Gradually, the rich wall of trees and vegetation thins, and is replaced by hedgerows and these in turn become sparser, until the blanket bog yields an unobstructed view of Dingle Bay in the distance. It’s like a transformation to another world. Journeys to high mountains and magnificent vistas are great for the soul. On that day, up there in the hills, there is nowhere else I’d rather be. There was still "work to be done". More steep climbs and steady peddling. I came to a bridge on a river and admired a lonely white horse on the far bank. It is easy to imagine how scenes like this can inspire the abundance of stories of myth and magic in these parts. Further on, through rocky ridges, I discovered a high lake tucked away in the hills. It was lonely and lovely as I took time to rest and listen to the wild birds. The "dodgy" weather was never far away and ominous cloud formations seemed to be approaching from the west. I added an extra layer to my clothing. Descending from height on a bicycle can be fast and exhilarating but it can be cold especially when it rains. Time also to remind myself that I am no longer a teenager and to go down safely. Yes, it was a bit "iffy" for a while as I hurdled along the bog road in the spitting rain with my cold hands clutching the wet brakes. This was one of those experiences you wouldn’t want to repeat but you’re glad you did it! I came to the aptly named "Black Stones Bridge" and paused to admire the view and let the rain clear. This is a nice little spot popular for fishing and walking activities. It was the descent that just kept giving.
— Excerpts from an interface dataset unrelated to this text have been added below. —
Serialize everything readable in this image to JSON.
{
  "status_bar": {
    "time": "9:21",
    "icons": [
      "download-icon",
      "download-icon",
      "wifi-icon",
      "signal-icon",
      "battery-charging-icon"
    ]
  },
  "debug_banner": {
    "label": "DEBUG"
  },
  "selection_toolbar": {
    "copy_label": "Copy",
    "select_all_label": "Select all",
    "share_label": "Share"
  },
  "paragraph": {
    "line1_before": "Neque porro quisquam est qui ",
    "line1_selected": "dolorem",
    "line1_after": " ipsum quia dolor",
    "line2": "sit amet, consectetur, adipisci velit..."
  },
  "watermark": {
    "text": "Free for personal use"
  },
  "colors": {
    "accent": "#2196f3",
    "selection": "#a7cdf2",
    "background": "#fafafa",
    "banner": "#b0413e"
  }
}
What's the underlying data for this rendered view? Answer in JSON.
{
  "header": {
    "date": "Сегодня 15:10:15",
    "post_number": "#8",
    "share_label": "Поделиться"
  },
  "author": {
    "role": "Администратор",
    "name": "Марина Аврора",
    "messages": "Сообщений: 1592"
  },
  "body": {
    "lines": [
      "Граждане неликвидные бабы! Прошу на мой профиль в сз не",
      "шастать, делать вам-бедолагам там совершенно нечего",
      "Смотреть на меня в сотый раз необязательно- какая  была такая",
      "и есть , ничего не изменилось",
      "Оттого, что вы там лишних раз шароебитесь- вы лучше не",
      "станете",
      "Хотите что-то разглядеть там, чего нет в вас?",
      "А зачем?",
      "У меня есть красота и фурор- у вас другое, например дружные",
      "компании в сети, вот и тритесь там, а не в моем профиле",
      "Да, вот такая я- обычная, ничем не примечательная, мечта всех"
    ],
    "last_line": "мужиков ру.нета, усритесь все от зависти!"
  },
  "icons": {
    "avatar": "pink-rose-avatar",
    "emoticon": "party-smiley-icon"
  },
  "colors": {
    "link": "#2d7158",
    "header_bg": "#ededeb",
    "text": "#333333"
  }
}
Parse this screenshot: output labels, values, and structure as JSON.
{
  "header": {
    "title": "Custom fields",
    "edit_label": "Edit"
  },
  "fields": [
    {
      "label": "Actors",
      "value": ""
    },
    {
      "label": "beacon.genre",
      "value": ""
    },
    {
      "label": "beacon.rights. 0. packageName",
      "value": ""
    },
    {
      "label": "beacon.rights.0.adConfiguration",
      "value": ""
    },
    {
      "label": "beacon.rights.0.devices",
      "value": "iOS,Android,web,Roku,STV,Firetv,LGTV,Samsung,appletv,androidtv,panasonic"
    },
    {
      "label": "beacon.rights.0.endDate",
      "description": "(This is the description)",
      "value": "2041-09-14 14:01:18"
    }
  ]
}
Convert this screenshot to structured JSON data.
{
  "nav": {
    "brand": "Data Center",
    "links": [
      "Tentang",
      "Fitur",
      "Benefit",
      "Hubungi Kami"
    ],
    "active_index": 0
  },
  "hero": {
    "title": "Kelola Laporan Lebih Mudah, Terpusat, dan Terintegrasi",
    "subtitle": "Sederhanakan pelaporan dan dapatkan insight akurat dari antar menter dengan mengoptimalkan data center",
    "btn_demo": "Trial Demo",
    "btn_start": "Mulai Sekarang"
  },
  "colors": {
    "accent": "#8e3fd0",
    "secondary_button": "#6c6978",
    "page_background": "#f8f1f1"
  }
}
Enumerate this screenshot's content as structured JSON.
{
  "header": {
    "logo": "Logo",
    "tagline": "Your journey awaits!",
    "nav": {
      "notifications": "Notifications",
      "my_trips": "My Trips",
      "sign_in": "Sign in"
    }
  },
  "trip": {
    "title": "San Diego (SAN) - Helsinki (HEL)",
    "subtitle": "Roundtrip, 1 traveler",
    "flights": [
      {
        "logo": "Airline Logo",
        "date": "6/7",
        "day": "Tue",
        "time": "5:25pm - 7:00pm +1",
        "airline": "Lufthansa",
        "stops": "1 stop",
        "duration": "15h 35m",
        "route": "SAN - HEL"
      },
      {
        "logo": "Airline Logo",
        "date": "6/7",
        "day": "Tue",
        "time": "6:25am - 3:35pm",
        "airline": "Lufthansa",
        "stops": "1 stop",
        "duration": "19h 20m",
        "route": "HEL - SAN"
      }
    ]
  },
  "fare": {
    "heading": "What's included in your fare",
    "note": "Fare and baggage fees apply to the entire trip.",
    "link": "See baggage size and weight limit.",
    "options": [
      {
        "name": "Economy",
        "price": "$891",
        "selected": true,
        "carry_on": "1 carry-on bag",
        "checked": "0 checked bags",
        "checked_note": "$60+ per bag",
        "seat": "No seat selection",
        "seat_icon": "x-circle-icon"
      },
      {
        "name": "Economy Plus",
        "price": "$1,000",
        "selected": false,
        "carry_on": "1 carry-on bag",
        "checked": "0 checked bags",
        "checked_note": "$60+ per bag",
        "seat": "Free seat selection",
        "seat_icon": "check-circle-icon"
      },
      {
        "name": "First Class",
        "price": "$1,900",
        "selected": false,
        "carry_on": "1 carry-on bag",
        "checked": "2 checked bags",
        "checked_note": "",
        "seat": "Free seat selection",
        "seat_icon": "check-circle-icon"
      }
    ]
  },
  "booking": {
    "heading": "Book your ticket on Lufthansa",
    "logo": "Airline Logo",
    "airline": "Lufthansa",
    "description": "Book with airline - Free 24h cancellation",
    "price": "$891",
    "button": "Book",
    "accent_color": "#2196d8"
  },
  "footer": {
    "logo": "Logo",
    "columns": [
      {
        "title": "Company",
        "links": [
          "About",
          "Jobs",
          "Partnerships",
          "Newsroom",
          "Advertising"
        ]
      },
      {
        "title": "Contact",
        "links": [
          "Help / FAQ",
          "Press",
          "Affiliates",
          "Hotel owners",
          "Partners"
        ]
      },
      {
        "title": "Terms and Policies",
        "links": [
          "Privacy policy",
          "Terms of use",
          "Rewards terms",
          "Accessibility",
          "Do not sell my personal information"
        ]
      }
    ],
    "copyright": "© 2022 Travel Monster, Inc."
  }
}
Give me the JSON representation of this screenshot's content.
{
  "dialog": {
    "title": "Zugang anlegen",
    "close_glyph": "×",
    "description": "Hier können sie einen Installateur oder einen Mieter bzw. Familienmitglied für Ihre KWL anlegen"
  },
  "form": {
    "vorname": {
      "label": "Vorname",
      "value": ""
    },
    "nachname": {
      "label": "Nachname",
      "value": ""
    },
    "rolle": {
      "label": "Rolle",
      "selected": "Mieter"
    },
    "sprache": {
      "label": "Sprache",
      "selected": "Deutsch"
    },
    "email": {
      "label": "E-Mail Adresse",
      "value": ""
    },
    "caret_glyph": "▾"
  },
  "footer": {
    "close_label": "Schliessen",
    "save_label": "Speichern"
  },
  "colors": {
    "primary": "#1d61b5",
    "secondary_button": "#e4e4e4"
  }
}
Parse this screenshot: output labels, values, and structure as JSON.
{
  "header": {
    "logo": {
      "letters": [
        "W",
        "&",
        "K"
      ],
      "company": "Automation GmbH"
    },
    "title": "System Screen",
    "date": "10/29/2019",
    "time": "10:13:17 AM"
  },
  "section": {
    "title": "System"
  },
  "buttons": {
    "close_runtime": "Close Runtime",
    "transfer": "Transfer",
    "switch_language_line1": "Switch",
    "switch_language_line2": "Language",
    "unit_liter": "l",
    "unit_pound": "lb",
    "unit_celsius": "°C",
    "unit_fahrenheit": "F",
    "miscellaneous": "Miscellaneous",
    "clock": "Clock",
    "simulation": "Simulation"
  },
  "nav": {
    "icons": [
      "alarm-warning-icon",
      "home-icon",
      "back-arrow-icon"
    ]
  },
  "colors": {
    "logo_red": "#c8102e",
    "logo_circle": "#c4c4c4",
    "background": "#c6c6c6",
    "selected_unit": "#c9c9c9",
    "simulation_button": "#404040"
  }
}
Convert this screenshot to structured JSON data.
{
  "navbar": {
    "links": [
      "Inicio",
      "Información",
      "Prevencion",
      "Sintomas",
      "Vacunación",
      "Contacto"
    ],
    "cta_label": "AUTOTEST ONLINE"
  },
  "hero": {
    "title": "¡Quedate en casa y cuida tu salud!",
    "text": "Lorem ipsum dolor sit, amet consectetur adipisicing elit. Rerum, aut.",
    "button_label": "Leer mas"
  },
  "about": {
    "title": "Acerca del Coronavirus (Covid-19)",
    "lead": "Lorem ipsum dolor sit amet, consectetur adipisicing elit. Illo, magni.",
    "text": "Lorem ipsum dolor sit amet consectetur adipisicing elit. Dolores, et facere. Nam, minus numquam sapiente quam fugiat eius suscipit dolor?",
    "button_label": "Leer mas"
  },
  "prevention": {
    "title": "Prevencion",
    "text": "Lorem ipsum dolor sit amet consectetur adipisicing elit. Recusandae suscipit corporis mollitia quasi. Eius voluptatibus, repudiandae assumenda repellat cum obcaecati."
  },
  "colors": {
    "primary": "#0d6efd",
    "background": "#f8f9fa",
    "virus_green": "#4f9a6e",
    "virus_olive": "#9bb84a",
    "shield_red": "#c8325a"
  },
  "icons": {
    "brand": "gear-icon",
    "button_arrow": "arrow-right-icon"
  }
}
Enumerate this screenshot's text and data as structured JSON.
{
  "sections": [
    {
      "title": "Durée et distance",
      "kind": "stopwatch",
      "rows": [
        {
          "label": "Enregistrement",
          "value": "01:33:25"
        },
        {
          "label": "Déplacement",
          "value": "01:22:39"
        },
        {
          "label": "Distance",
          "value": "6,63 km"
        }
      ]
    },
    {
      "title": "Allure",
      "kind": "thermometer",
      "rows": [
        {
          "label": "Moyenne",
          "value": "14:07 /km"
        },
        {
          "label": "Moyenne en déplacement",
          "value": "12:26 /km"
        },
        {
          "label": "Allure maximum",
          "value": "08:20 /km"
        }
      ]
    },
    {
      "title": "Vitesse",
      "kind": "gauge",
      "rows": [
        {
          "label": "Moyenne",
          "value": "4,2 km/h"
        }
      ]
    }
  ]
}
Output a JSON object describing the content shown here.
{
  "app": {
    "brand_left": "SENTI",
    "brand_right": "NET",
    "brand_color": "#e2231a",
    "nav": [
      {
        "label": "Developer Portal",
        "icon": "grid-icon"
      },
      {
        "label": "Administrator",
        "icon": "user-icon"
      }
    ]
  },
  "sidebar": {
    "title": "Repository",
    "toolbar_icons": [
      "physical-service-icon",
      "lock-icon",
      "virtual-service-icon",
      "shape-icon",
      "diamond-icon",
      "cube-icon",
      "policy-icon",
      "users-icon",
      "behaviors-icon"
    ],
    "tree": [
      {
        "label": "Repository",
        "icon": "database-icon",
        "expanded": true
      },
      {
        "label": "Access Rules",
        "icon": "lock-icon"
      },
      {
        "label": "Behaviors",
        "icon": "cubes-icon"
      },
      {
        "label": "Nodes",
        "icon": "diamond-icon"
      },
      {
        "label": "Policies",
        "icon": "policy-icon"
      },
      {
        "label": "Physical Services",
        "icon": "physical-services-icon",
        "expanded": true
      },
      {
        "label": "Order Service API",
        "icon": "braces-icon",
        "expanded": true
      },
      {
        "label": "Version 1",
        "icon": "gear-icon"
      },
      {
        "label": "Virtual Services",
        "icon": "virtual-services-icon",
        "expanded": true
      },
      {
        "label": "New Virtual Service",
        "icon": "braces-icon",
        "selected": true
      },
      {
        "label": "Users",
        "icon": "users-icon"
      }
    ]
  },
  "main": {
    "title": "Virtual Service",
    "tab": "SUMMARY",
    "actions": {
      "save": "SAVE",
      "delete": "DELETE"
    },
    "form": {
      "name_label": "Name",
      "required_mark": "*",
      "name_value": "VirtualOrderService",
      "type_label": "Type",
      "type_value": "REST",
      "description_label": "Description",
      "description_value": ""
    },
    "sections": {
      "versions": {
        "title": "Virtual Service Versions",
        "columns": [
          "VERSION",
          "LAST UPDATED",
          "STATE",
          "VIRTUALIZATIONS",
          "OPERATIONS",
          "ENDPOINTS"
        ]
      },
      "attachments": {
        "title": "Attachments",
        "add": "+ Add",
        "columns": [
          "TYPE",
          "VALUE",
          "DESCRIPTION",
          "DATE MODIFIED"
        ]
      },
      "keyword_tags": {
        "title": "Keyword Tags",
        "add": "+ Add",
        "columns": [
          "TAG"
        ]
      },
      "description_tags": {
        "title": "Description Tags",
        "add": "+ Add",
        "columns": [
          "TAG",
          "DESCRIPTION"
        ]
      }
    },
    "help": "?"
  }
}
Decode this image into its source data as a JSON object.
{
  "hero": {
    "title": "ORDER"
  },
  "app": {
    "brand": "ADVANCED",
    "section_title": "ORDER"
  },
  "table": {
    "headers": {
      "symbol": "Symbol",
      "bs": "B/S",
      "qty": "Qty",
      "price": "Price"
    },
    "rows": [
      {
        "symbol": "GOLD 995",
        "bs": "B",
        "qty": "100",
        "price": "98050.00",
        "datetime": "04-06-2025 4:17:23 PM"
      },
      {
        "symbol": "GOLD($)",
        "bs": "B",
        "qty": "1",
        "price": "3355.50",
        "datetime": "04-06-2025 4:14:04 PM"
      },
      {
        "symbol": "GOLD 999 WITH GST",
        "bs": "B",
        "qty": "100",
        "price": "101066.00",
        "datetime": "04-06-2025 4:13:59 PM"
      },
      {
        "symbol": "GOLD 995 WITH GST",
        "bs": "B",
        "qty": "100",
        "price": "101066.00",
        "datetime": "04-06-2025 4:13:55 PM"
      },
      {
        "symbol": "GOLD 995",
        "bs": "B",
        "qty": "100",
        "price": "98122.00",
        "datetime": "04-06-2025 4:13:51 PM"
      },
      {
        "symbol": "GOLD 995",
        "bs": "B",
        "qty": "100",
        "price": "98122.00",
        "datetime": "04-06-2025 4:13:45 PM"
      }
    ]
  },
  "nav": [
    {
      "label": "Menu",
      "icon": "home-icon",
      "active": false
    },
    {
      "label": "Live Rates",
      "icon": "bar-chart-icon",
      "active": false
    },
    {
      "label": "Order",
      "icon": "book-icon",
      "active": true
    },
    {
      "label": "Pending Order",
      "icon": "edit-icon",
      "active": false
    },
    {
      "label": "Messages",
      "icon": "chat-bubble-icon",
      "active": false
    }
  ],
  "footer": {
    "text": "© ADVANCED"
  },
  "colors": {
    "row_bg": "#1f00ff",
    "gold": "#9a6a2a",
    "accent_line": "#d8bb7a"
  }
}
Every once in a while, I would have to deal with a short incline but the overwhelming direction was downhill. As is typical, the sky cleared, and the sun beamed like we were in the Mediterranean. Ten minutes earlier I was cold and wringing wet, now I was boiling over with the heat. Kerry! Racing along the shores of Lough Caragh, once again the splendid beauty of landscape was on full display. Splashes of colour from the wildflowers, purple red Fuchsia and orange yellows of Mombretia, contrasted with the deep blue lake and the greens of the mountains. Onwards to the town of Glenbeigh and from there the coast road back to my lodgings at Cromane Strand. That evening as I sat outside with the locals, watching the unloading of the Salmon boats and listening to the excitement of the gulls. We looked westward out across the Atlantic, analysed the scene and talked about our favourite topic. “It’s rain tomorrow for sure”. “I’d say there’ll be a fair wind too”. “Can you see those hills across the bay? Well that’s a sign that there might be hail”. The endless story of the weather in Kerry has many twists and turns and many more chapters to come.